RECORDS FOR PROCESSING Block Start

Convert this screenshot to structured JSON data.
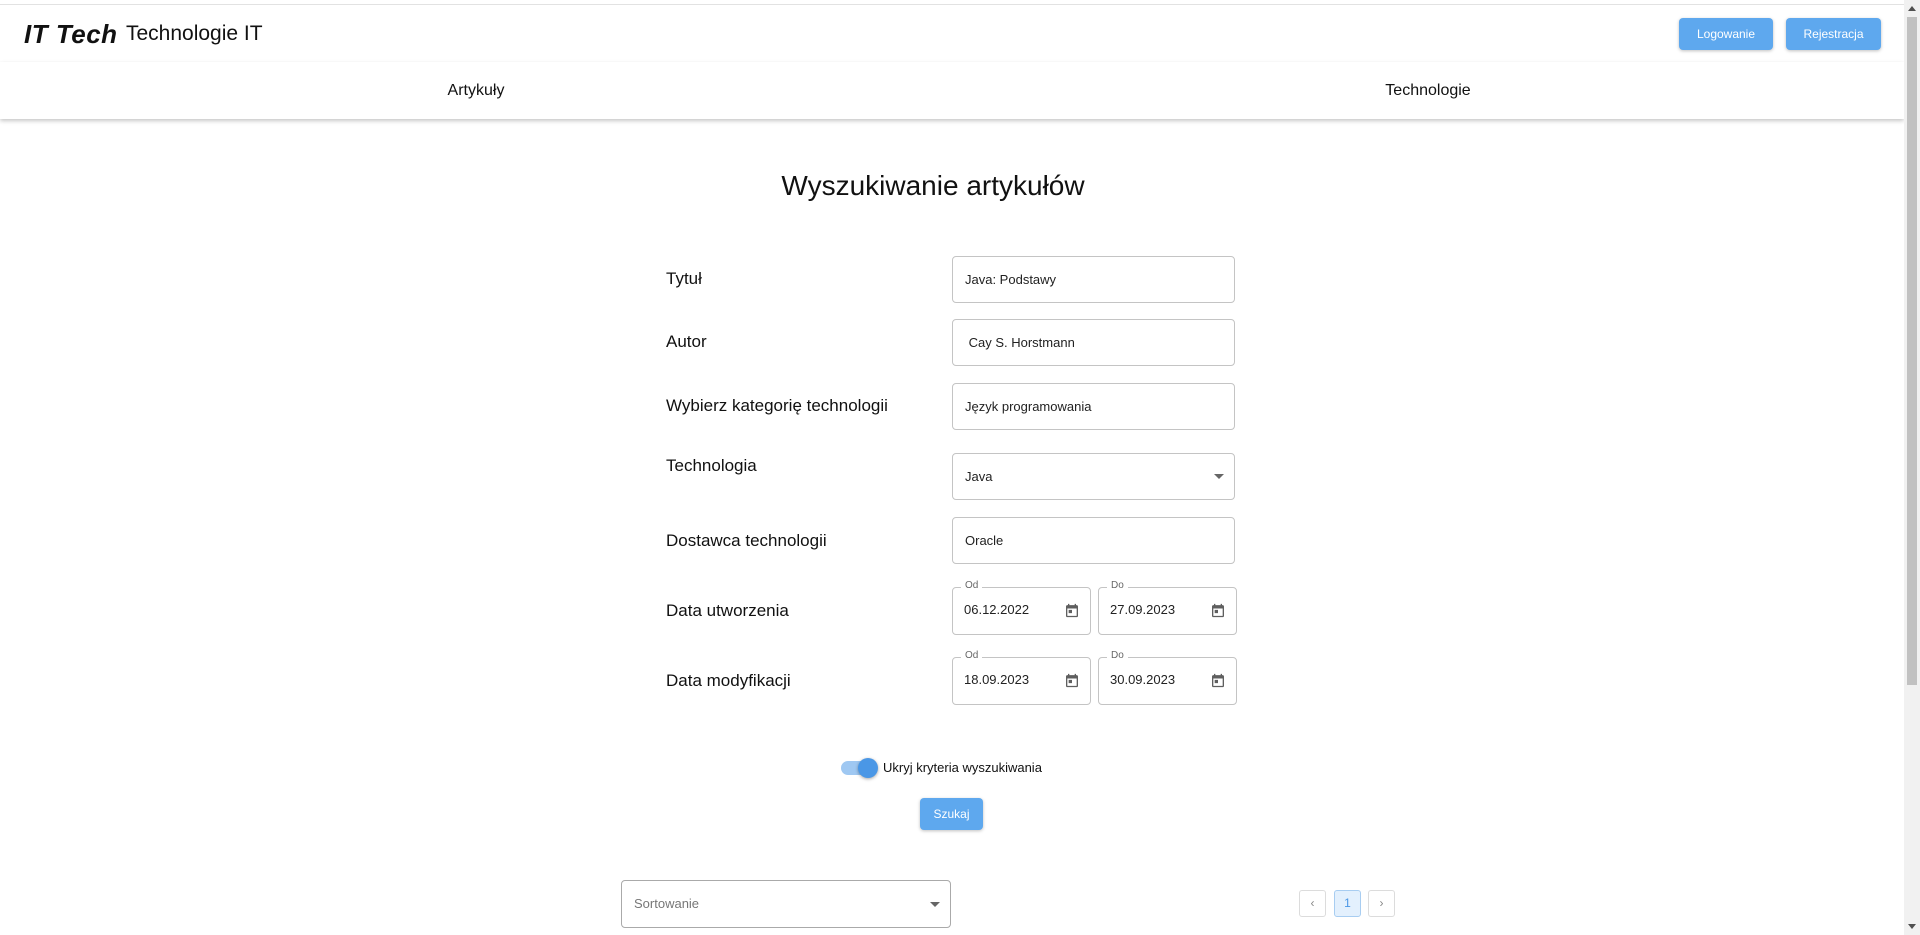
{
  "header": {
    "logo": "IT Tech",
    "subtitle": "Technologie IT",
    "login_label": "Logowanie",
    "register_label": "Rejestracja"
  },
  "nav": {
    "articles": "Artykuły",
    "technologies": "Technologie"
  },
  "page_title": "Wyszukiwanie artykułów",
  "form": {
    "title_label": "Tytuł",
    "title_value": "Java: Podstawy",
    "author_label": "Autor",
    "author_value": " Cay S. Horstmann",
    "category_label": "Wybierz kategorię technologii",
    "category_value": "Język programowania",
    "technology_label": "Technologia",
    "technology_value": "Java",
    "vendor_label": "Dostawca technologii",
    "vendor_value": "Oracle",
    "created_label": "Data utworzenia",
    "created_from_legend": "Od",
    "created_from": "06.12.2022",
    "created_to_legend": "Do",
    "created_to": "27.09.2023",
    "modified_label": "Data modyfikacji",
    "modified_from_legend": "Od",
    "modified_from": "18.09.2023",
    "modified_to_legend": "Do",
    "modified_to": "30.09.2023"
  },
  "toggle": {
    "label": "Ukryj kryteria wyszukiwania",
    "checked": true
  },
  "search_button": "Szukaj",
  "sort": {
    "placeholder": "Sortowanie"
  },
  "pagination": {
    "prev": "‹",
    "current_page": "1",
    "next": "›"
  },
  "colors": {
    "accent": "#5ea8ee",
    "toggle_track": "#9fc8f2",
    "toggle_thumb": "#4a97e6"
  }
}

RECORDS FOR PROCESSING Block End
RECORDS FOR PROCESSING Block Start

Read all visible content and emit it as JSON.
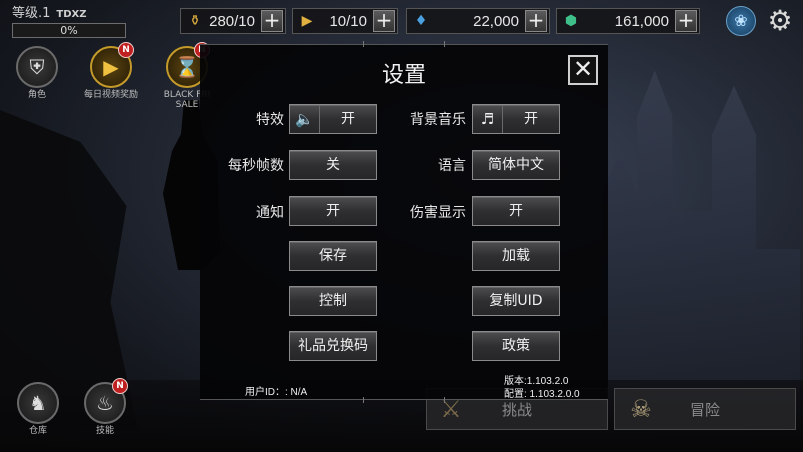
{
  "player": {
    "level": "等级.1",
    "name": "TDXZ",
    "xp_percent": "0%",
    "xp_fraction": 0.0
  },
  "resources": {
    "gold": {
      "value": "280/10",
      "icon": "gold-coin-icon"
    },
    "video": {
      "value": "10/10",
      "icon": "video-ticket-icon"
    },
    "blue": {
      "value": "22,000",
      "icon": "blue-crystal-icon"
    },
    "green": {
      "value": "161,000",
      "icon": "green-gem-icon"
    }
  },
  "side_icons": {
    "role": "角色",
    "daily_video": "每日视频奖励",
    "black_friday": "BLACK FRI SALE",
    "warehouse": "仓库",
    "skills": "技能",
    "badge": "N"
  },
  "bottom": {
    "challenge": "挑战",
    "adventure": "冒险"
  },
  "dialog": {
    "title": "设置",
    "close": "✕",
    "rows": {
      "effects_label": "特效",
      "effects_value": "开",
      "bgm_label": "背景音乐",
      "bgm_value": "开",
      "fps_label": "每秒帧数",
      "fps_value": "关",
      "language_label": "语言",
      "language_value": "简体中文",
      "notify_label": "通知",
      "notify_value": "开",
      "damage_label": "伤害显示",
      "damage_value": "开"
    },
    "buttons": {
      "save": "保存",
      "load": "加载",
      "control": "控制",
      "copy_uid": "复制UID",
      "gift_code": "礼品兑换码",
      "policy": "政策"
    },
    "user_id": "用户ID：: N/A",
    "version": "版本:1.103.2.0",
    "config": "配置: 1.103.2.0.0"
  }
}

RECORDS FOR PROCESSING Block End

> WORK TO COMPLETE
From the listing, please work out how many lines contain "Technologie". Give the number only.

> RESPONSE BELOW
2